When I was in grade school, I would guess around the 4th or 5th grade, the Rush County Museum was dedicated. The ceremonies took place in front of the building and Perkins Street was blocked off for the festivities. The high school and Graham Annex grade school were located right across from the newly dedicated museum so we were herded to Perkins Street and were the audience for the event.
There were numerous other organizations that took part in the dedication, one of which was the Rush County Chapter of the Daughters of the American Revolution. I was drawn to their booth and found they were selling a short history of Rush County copyrighted around 1900 for all of 50 cents. At the time, this was a huge expenditure for me, but one I felt was well worth it. I dug deep and found my 50 cents and became the proud owner of the booklet, which I still have and treasure.
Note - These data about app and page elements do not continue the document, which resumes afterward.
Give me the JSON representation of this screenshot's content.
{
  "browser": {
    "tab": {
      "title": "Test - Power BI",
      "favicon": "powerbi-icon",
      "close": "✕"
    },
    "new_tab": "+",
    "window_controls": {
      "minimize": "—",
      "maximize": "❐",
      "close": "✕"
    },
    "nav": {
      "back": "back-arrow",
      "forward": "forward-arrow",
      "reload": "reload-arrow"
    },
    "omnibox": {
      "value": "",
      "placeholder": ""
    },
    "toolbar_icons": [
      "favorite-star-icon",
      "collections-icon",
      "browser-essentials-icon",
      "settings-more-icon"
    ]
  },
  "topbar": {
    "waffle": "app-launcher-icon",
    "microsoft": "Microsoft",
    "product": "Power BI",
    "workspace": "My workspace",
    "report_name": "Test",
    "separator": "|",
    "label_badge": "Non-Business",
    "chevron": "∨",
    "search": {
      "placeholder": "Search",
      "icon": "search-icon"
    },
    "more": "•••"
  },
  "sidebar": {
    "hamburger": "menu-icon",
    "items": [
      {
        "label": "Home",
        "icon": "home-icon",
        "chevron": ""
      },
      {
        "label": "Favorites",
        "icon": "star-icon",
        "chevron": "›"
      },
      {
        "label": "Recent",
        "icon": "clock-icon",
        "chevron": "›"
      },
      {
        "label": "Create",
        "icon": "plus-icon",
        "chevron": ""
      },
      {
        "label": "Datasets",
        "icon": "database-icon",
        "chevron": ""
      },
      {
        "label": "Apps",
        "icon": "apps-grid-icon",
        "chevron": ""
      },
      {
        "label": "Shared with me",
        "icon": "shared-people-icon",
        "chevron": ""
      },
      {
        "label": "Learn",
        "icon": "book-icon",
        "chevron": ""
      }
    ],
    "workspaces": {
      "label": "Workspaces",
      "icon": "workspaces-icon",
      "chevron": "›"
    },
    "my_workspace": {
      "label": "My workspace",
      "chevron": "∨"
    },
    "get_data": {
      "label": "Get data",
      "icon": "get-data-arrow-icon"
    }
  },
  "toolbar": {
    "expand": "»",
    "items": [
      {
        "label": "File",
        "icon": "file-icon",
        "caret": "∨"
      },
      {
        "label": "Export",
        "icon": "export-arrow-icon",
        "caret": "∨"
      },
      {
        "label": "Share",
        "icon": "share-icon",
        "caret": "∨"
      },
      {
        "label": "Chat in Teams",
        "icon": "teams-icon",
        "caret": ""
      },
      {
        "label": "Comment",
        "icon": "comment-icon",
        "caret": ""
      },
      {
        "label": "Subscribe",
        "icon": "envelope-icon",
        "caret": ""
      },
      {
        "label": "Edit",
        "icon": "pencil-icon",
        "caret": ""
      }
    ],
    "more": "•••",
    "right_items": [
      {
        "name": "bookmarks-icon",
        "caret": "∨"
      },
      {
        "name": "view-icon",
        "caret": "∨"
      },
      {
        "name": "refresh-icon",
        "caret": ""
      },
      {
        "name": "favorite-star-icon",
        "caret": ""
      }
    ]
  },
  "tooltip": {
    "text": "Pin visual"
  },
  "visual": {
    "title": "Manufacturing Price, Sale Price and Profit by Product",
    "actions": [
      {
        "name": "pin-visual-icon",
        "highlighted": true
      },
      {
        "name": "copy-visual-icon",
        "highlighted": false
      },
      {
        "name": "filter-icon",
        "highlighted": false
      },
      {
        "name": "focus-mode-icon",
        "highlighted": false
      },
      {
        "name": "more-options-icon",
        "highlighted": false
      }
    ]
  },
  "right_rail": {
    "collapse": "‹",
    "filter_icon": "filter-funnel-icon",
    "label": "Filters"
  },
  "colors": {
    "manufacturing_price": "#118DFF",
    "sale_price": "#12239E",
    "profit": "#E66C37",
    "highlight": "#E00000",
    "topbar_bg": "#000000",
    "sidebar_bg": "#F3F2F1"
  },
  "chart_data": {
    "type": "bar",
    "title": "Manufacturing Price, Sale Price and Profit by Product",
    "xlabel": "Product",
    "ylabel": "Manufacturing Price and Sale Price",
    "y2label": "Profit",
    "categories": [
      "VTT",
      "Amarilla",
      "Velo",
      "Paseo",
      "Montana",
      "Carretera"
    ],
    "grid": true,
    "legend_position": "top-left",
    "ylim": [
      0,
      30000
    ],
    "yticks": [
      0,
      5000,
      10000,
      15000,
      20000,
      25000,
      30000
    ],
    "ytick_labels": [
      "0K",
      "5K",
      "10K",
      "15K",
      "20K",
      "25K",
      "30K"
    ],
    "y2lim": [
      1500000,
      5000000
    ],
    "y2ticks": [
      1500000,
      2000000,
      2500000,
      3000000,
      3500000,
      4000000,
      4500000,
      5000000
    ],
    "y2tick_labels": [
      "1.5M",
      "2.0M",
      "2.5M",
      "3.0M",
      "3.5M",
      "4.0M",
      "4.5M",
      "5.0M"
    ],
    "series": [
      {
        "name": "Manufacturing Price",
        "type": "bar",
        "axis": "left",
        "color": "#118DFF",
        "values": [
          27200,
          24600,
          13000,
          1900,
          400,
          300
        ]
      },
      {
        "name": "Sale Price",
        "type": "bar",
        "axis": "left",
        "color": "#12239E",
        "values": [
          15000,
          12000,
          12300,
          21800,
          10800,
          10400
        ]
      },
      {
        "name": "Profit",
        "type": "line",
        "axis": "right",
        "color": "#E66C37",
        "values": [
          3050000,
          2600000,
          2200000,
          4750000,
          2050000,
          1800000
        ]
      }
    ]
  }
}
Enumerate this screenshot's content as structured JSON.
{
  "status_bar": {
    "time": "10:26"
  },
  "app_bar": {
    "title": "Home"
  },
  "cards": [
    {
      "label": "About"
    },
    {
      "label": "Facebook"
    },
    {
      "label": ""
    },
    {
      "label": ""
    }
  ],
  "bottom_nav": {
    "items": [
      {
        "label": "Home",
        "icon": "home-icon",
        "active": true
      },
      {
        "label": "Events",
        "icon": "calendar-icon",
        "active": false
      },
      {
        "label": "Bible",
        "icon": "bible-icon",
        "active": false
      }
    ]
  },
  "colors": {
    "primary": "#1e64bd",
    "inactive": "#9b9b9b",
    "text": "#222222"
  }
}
After the dedication we were allowed to tour the buildings that had been dedicated that day. This and the amount of information available from many local historians of the time certainly tended to get me very interested in history, especially Rush County history. I took the book home and my mother thought it was great I was interested enough to buy the book, knowing the cost was great for me at the time. Dad showed little interest and thought I possibly had wasted 50 cents, but did nothing to detract me from my new found interest. I still have that booklet today and read it off and on and really enjoy it. I found a lot of things about the county I had not known before. Being young, impressionable and interested I really got into the story of the only execution ever done in Rush County.